*** Extracted information ***
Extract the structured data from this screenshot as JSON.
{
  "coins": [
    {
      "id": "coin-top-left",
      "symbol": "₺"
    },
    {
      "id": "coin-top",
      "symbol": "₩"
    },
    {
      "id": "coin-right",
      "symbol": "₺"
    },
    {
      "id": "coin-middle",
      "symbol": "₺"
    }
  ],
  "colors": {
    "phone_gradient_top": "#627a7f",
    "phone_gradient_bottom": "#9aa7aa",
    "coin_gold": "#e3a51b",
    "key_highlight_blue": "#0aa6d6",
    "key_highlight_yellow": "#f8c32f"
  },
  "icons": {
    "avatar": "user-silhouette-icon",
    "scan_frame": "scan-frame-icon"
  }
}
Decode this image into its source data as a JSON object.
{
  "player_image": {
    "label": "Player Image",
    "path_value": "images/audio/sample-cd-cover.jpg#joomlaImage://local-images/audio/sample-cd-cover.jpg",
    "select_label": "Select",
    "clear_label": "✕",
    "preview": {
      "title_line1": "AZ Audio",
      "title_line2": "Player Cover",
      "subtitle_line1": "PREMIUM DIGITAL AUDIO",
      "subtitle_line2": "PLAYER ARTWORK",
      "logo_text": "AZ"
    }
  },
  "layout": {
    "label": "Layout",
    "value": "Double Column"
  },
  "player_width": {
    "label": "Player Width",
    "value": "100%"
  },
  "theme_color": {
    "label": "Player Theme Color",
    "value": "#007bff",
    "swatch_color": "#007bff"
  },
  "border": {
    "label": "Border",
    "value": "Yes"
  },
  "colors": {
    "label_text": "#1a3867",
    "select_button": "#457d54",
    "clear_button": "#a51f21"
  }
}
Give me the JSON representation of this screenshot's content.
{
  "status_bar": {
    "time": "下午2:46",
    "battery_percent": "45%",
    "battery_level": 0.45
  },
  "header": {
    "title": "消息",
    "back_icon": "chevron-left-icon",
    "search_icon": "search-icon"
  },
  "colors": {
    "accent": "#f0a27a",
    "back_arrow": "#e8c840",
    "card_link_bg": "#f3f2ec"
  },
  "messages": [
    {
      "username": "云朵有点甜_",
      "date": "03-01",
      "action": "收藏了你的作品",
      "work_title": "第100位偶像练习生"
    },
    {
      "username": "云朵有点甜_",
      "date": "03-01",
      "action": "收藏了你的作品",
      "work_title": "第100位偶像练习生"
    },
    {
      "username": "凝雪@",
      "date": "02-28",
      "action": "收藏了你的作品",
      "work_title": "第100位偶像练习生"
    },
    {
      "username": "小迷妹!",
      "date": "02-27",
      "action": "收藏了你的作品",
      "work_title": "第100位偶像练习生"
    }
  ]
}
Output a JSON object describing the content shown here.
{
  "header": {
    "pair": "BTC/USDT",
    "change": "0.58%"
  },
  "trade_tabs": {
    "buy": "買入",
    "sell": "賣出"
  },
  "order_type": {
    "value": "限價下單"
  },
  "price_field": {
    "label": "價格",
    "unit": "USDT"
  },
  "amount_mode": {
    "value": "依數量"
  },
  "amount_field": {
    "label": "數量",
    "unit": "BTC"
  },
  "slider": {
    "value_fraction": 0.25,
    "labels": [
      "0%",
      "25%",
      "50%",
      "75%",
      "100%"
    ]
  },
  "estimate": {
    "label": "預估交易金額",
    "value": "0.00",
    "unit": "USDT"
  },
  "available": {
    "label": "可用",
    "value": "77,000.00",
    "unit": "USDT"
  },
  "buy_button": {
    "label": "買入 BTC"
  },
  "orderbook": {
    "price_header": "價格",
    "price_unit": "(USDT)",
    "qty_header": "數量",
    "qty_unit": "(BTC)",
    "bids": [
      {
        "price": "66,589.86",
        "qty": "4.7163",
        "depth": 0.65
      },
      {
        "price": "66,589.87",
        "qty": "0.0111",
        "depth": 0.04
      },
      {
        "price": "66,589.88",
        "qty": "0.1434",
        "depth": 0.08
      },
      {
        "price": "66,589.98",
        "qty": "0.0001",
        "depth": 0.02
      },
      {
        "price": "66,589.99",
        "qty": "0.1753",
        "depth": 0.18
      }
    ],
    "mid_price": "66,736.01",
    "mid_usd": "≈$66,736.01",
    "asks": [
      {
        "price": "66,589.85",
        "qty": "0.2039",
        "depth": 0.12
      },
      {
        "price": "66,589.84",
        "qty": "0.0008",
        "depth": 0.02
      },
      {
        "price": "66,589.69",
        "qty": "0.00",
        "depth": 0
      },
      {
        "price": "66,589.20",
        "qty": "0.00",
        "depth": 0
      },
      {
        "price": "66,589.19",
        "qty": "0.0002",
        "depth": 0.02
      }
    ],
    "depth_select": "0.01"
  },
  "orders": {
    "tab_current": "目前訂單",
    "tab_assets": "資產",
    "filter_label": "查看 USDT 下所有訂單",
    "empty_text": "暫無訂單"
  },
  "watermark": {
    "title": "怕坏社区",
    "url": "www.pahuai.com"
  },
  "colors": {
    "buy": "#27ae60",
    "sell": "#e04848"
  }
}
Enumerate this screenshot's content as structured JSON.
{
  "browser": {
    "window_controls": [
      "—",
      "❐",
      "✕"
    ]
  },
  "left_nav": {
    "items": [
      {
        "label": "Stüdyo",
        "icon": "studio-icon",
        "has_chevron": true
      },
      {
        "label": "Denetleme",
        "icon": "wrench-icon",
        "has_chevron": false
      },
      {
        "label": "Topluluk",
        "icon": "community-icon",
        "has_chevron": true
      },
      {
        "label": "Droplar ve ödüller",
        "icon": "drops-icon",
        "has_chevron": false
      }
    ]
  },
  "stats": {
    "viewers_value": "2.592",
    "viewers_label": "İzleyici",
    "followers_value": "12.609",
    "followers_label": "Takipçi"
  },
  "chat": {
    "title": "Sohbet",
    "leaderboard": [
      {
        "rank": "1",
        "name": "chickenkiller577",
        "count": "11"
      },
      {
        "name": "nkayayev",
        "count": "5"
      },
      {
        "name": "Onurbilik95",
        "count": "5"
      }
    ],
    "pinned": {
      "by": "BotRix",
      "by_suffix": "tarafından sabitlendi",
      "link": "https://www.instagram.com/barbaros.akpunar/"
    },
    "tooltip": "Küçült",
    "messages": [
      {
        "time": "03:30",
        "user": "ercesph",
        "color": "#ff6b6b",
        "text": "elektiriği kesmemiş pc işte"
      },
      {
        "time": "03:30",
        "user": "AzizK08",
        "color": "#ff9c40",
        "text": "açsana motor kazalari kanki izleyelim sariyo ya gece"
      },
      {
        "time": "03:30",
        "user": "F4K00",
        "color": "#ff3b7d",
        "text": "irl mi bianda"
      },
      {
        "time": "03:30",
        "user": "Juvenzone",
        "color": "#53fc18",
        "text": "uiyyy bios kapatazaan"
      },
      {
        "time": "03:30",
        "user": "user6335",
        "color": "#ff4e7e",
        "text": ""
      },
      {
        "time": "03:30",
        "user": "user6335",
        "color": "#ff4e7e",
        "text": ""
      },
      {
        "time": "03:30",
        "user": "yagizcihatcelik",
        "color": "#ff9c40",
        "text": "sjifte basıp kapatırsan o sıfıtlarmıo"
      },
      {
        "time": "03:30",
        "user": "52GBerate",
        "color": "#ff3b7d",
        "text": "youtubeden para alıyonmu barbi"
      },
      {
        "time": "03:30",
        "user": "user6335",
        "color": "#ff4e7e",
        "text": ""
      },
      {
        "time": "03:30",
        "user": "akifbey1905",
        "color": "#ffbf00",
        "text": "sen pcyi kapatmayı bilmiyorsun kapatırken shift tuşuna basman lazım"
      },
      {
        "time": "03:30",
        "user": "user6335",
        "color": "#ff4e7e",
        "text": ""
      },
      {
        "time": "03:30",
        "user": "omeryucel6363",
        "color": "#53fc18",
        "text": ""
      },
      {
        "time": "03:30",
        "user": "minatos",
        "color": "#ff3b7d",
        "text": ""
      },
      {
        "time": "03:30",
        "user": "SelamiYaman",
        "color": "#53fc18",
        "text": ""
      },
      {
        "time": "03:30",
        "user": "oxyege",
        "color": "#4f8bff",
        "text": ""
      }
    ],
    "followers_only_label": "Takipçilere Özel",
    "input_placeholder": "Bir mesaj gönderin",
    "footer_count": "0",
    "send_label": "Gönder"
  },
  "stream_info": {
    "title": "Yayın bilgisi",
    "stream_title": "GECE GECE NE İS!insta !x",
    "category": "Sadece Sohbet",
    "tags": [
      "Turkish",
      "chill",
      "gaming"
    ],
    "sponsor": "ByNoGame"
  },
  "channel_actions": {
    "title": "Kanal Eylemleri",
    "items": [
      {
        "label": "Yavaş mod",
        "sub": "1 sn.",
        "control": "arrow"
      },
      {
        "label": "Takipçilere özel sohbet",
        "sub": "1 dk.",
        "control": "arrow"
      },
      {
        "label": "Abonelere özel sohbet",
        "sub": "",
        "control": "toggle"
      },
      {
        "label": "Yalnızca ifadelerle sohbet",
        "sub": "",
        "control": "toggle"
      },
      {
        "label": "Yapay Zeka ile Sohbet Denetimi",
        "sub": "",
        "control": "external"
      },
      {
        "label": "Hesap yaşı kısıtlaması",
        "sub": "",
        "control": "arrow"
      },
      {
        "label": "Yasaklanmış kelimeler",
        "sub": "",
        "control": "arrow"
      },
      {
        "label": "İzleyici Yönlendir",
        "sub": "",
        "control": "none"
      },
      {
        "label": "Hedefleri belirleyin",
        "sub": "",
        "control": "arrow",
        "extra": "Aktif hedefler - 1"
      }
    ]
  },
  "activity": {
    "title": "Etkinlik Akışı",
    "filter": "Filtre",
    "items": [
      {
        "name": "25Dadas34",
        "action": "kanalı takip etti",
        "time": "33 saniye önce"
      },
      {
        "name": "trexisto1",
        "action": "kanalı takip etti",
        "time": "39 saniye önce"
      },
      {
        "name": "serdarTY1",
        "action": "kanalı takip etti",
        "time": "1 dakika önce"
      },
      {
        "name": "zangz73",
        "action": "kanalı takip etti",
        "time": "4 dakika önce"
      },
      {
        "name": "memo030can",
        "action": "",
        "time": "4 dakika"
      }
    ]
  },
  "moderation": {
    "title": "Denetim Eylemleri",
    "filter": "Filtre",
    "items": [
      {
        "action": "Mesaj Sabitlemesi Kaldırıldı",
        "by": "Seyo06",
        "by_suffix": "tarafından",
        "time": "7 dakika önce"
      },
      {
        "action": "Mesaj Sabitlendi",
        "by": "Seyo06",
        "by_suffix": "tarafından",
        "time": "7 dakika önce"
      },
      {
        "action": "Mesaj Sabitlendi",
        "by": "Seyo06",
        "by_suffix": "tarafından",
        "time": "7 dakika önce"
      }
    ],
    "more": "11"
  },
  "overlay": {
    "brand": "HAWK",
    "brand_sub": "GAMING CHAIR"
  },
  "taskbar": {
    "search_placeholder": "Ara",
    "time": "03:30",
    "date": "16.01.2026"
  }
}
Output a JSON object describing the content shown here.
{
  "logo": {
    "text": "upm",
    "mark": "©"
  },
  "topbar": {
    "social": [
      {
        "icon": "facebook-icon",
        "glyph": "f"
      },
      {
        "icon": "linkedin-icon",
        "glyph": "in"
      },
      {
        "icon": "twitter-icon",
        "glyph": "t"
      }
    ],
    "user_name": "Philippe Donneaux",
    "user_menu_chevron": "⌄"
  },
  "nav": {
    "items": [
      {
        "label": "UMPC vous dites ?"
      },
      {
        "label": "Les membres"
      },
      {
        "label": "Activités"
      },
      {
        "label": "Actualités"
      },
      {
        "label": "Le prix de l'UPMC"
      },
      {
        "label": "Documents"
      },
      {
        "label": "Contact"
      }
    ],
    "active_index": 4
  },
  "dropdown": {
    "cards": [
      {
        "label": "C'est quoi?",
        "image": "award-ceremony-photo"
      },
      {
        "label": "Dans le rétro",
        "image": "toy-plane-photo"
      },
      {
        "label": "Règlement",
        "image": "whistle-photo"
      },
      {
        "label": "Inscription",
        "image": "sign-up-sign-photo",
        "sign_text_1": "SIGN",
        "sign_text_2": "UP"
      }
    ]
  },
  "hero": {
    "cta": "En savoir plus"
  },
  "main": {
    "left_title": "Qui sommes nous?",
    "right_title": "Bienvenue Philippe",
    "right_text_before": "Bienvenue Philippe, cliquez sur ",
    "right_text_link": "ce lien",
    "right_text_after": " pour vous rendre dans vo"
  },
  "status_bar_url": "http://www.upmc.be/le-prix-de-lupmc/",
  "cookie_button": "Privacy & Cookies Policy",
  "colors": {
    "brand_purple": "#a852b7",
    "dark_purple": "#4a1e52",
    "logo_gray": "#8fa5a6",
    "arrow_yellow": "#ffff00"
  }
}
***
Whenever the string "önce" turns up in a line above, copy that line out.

Result of the task:
        "time": "33 saniye önce"
        "time": "39 saniye önce"
        "time": "1 dakika önce"
        "time": "4 dakika önce"
        "time": "7 dakika önce"
        "time": "7 dakika önce"
        "time": "7 dakika önce"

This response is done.